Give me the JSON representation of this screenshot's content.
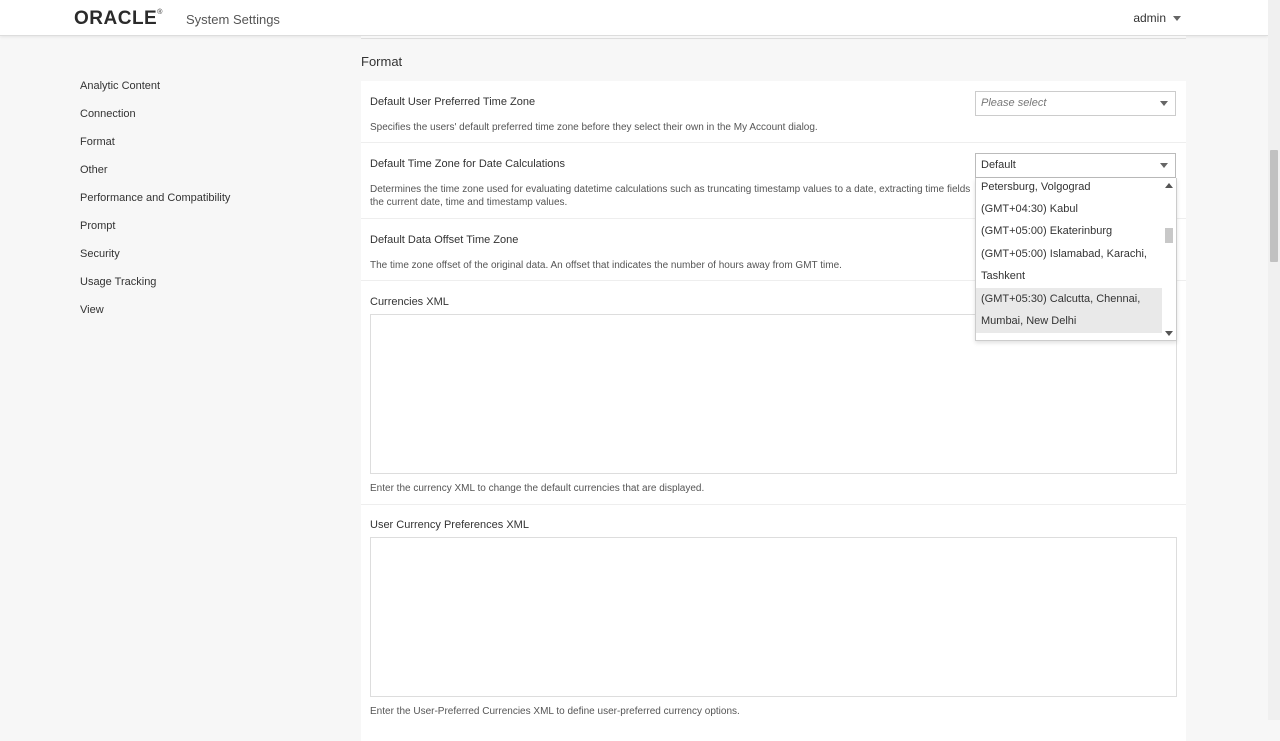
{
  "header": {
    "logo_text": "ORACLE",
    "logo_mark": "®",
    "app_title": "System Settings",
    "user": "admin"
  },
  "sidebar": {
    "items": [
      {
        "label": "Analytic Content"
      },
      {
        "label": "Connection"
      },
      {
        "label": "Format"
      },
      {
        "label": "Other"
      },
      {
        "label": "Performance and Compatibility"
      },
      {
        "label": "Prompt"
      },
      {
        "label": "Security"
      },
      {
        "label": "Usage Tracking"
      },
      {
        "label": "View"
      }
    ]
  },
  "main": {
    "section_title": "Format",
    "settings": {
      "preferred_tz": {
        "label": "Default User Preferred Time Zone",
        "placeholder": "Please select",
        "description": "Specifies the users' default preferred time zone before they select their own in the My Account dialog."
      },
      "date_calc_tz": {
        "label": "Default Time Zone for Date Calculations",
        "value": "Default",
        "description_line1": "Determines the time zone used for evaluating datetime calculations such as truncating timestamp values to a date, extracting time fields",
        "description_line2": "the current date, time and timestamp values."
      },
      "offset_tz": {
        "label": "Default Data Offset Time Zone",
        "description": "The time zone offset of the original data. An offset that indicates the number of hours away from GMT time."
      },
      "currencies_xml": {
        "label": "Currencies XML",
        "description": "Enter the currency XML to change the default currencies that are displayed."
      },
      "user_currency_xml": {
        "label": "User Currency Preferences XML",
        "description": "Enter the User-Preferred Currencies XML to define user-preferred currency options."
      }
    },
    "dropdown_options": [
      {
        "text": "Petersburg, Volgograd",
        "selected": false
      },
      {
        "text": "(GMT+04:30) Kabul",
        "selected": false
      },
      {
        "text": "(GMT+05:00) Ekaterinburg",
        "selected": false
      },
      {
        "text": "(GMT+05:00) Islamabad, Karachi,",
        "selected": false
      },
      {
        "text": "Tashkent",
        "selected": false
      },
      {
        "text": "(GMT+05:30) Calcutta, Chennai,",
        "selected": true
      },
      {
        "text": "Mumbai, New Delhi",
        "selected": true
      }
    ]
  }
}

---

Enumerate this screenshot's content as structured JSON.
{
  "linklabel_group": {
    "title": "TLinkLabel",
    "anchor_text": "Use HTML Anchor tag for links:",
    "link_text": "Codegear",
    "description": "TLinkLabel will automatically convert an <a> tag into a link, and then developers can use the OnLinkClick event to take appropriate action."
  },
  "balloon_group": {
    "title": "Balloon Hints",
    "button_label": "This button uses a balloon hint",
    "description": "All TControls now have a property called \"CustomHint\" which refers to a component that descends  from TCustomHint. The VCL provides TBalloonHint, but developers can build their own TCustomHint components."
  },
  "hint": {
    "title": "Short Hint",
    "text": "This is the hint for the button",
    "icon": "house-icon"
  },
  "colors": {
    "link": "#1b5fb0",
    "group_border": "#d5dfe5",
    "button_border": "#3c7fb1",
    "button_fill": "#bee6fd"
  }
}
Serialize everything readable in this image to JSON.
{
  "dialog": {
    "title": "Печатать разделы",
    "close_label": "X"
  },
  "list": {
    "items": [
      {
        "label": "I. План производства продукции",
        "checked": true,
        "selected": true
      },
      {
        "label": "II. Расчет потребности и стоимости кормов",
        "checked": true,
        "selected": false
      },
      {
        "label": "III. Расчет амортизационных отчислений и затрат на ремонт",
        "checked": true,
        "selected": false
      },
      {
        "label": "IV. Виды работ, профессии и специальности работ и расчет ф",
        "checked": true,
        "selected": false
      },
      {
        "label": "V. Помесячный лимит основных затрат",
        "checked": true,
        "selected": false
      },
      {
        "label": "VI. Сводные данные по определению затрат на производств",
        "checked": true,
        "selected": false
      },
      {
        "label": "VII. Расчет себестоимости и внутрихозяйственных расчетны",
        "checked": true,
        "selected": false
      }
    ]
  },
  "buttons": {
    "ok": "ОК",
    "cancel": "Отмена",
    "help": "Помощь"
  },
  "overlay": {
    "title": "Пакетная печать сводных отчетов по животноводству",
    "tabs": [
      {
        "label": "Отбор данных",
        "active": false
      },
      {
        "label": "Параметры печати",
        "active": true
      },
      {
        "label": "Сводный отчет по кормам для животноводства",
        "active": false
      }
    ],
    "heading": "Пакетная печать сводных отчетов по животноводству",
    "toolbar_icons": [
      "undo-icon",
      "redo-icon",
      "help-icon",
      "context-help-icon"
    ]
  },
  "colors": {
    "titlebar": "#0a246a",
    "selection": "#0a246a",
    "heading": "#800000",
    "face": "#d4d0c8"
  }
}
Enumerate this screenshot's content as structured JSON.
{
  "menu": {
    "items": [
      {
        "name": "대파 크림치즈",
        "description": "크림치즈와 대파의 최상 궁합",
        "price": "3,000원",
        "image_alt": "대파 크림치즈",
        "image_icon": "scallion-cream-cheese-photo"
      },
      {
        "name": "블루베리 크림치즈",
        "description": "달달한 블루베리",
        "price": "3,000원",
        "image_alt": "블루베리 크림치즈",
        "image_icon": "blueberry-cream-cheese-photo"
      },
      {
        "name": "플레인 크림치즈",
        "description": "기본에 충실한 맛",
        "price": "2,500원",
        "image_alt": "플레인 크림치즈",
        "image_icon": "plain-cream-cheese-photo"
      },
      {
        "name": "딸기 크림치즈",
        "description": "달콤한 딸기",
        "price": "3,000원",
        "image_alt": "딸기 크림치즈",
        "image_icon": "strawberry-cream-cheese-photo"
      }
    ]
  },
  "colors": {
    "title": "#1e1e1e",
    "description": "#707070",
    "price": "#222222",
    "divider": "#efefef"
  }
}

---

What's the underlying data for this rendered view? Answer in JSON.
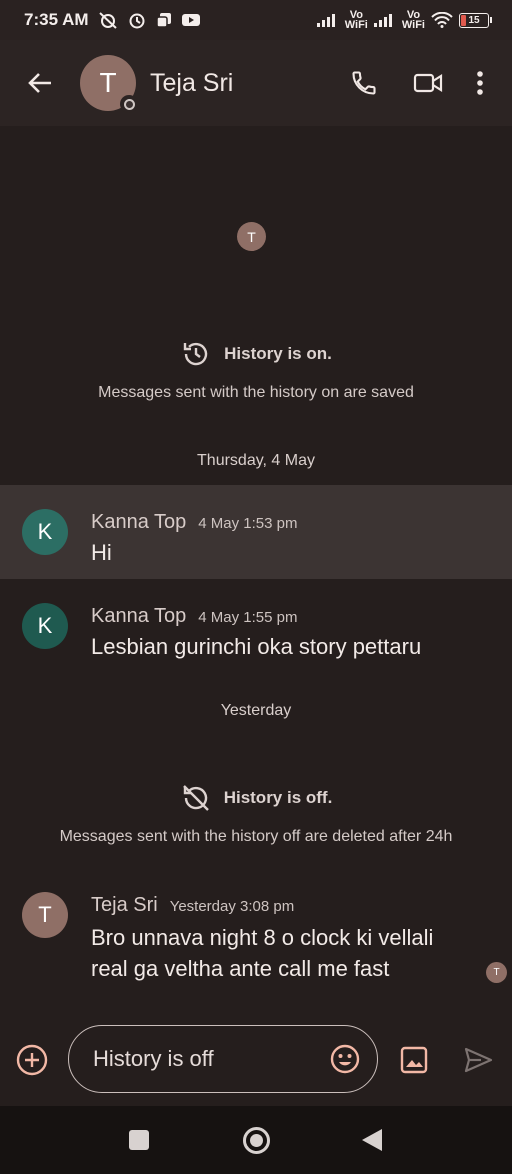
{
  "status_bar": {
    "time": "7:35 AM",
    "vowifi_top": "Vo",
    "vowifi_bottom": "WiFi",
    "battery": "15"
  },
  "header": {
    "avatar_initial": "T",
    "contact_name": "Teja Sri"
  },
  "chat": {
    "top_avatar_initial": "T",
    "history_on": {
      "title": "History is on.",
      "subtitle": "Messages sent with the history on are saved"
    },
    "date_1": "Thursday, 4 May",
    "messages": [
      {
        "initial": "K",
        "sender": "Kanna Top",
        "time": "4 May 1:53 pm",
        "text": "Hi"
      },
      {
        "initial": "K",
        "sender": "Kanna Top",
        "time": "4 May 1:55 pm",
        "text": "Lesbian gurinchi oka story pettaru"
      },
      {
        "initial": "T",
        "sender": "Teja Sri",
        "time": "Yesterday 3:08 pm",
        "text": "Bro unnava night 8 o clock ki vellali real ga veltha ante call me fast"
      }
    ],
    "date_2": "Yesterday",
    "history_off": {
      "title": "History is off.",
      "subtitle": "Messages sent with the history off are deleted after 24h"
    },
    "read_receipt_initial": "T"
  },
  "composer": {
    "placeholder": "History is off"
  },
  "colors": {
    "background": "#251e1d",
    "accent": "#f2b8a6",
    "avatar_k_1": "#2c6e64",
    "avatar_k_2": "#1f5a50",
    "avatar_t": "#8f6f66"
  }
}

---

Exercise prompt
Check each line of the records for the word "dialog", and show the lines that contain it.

Exercise solution
        "description": "Specifies the users' default preferred time zone before they select their own in the My Account dialog."
  "dialog": {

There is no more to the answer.